The Lilliput Caravan Club of New Zealand is dedicated to the preservation and enjoyment iconic Lilliput Caravans which were manufactured in Auckland from the early sixties thought to the late seventies,
The Lilliput Caravan Club of New Zealand is a single National Organisation with membership spread from the top of the North Island to the bottom of the South Island and also including some Lilliput caravans in Australia. Ownership of a Lilliput is a prerequisite to full membership.
A National rally including the AGM is held annually in February, usually in a central North Island location, either Rotorua or Taupo with the venue decided by members at the AGM. Many members like to get together more frequently and over the years they have gravitated into regional groups:
Northern Region – from the top of the North Island to North of the Auckland Harbour Bridge
Central Region – South of the Auckland Harbour Bridge to Taupo
Southern Region – Taupo to the bottom of the South Island, including Napier and the wider Hawkes Bay area.
There are generally 5-6 rallies from each region held throughout the year, omitting the winter months. This includes a Christmas Rally per region held at the end of the year. All members are welcome to attend any regional rally.
Newsletters are compiled by the Club Secretary and circulated to Club Members in February, April, June, August, October and December. Members are most welcome to submit an article of interest for the members.
The Lilliput Caravan Club of NZ has great camaraderie amongst its members with many becoming lifelong friends. Members range from retired people, working members and families with young children. Many of the members combine their interest in classic and specialist vehicles with their caravanning adding another dimension for the public at rallies. Older members often transfer to Associate Member status, after passing on their Lilliput to a family member, which allows them to continue to participate by using on-site camp accommodation.
Also, last but certainly not least, Life Member, Rob Carthew, has written an extensive history of the Lilliput Caravans.

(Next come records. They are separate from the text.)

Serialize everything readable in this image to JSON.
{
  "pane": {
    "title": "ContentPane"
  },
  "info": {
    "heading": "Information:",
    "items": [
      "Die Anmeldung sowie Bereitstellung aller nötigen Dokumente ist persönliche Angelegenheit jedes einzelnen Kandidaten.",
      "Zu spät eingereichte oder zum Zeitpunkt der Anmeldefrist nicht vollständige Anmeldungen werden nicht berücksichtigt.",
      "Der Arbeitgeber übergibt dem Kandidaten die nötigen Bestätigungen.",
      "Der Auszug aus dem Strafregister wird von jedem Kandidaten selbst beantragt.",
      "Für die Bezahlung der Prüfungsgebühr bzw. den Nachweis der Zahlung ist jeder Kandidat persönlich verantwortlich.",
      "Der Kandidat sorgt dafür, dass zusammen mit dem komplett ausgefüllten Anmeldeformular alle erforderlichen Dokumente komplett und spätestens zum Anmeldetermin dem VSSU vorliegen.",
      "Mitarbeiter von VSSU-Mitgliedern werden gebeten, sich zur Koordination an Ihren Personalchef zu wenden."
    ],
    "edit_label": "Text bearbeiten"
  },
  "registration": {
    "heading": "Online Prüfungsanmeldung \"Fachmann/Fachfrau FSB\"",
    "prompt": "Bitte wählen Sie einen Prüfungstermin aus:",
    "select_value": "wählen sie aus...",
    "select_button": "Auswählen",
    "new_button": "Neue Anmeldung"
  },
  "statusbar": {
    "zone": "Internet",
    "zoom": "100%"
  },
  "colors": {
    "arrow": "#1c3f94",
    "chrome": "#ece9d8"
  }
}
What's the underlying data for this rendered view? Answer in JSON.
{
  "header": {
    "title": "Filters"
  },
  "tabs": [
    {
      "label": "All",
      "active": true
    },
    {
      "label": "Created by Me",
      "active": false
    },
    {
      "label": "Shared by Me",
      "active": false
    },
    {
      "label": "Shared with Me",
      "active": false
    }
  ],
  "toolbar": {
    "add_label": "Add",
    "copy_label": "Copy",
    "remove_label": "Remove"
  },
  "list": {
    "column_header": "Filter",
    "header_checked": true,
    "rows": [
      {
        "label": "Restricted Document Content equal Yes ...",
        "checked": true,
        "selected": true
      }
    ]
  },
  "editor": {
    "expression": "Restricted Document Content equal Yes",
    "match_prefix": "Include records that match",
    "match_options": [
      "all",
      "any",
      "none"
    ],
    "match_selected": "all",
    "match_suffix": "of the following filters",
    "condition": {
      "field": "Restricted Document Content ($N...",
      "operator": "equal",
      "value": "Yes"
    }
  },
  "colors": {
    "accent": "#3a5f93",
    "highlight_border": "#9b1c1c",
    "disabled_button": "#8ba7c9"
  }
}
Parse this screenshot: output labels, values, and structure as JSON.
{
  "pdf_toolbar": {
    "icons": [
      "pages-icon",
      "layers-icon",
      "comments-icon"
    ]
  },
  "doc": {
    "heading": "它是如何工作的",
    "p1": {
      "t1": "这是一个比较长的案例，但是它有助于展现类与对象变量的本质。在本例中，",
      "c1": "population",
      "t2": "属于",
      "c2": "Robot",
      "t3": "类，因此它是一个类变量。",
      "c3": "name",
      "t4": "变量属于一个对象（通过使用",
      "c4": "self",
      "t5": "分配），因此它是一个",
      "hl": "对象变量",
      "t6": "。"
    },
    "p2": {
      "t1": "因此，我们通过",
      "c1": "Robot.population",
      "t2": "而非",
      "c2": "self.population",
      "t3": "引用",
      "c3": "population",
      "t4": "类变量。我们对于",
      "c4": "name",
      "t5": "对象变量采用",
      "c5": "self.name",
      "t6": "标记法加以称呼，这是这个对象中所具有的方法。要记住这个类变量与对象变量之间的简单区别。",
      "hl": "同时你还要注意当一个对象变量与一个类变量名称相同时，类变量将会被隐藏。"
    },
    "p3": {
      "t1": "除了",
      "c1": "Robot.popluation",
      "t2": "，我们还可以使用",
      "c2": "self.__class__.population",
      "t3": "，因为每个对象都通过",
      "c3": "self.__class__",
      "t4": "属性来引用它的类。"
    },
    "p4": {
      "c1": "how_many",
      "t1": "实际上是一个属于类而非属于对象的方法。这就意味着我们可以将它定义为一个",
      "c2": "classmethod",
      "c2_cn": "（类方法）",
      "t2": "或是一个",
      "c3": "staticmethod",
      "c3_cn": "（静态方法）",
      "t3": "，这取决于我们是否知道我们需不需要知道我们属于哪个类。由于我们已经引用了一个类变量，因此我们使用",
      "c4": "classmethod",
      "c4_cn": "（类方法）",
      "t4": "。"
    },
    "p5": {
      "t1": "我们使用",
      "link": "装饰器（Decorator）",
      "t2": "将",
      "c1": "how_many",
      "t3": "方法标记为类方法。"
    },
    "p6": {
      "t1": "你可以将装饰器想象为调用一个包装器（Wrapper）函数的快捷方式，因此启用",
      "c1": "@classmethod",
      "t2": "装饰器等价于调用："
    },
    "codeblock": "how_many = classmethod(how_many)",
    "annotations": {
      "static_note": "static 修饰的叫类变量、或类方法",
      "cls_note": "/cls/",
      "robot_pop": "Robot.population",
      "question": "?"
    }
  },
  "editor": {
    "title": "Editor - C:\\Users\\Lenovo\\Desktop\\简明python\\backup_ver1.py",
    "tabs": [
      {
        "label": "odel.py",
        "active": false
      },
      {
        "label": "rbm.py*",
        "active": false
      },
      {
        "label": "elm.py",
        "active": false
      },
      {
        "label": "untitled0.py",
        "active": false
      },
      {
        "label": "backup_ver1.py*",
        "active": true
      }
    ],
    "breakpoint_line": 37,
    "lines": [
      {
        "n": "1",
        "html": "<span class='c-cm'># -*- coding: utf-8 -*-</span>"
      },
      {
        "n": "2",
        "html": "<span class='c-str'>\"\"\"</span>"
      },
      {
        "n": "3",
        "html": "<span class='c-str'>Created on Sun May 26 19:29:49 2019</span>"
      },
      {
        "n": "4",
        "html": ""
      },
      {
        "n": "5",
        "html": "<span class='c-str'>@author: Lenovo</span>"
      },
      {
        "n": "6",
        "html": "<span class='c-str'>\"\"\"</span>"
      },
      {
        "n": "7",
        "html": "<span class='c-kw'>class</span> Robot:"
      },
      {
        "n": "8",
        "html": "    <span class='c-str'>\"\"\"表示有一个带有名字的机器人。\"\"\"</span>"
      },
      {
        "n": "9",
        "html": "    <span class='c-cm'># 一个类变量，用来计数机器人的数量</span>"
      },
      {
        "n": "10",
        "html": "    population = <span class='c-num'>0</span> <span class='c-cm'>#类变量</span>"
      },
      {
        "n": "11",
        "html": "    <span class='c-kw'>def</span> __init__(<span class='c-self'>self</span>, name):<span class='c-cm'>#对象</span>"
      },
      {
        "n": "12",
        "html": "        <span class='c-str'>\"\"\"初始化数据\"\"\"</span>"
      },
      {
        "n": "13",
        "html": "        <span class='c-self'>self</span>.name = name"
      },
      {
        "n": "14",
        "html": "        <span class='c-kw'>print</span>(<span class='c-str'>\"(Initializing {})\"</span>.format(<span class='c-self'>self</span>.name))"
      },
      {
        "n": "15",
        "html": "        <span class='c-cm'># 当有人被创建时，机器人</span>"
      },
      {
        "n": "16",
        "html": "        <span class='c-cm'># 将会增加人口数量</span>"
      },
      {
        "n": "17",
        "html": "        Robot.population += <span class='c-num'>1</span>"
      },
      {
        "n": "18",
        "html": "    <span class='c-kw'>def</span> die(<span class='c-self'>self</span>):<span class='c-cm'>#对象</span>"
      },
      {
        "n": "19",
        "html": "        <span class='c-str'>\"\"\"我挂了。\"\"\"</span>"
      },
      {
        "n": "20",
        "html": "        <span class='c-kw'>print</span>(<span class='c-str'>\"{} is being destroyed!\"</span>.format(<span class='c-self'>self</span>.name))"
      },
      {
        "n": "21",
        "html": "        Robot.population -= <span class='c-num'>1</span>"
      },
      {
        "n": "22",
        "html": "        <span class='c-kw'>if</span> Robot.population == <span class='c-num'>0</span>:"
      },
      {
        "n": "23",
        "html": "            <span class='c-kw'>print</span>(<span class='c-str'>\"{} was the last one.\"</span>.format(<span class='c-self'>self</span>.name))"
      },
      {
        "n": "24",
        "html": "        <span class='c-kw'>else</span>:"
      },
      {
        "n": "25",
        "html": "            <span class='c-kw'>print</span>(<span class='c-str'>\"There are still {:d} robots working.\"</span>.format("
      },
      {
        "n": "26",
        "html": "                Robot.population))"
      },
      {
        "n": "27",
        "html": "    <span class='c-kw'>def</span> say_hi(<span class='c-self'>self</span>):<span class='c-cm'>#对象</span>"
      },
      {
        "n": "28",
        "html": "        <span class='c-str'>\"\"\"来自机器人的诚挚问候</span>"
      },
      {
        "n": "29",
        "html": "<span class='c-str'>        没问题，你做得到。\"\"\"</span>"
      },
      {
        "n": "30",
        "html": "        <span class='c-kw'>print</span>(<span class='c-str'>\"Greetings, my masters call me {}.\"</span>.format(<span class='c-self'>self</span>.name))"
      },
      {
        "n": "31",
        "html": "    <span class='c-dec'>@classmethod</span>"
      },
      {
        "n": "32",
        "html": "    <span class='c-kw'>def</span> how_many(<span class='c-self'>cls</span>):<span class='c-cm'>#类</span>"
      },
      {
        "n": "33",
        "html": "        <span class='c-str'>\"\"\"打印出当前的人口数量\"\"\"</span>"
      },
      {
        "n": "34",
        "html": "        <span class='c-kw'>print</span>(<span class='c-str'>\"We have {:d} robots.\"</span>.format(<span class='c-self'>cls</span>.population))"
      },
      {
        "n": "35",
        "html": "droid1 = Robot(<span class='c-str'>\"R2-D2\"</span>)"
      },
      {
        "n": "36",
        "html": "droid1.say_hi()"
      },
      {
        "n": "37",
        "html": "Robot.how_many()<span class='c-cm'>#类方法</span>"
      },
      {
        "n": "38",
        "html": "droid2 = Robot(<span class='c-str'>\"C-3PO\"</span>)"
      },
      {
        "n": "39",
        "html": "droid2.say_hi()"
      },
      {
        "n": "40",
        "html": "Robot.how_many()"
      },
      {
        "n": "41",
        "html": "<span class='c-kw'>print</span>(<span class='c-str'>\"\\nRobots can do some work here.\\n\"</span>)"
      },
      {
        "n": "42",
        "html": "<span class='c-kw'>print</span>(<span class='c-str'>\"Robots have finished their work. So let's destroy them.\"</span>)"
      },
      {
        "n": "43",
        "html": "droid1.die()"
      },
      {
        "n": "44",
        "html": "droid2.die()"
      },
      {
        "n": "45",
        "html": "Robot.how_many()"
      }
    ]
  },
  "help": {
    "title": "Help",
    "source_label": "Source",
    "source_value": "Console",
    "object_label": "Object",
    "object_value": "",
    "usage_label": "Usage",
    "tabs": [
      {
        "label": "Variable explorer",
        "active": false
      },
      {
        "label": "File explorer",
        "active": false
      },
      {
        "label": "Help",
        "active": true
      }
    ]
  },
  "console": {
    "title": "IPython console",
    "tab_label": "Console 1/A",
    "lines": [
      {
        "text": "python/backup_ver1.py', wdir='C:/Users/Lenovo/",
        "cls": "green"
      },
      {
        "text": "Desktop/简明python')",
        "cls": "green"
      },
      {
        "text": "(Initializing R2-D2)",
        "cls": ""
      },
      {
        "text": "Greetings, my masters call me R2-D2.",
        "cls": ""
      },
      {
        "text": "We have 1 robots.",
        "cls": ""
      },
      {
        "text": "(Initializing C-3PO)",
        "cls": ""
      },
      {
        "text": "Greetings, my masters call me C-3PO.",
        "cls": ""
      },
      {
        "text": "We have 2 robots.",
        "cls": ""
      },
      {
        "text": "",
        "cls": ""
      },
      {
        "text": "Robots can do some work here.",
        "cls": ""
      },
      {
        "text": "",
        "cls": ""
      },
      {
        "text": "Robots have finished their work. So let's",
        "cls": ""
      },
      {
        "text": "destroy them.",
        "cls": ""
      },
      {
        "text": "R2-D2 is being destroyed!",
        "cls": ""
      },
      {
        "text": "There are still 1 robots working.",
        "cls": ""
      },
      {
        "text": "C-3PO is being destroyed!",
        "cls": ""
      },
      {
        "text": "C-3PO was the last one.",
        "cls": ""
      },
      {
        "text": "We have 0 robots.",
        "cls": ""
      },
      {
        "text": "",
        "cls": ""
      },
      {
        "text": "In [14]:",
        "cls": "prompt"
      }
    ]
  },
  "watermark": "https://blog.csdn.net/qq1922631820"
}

Called “One Man’s Dream”, it’s a high-quality, comprehensive book and much sought after by Lilliput owners and the general public alike.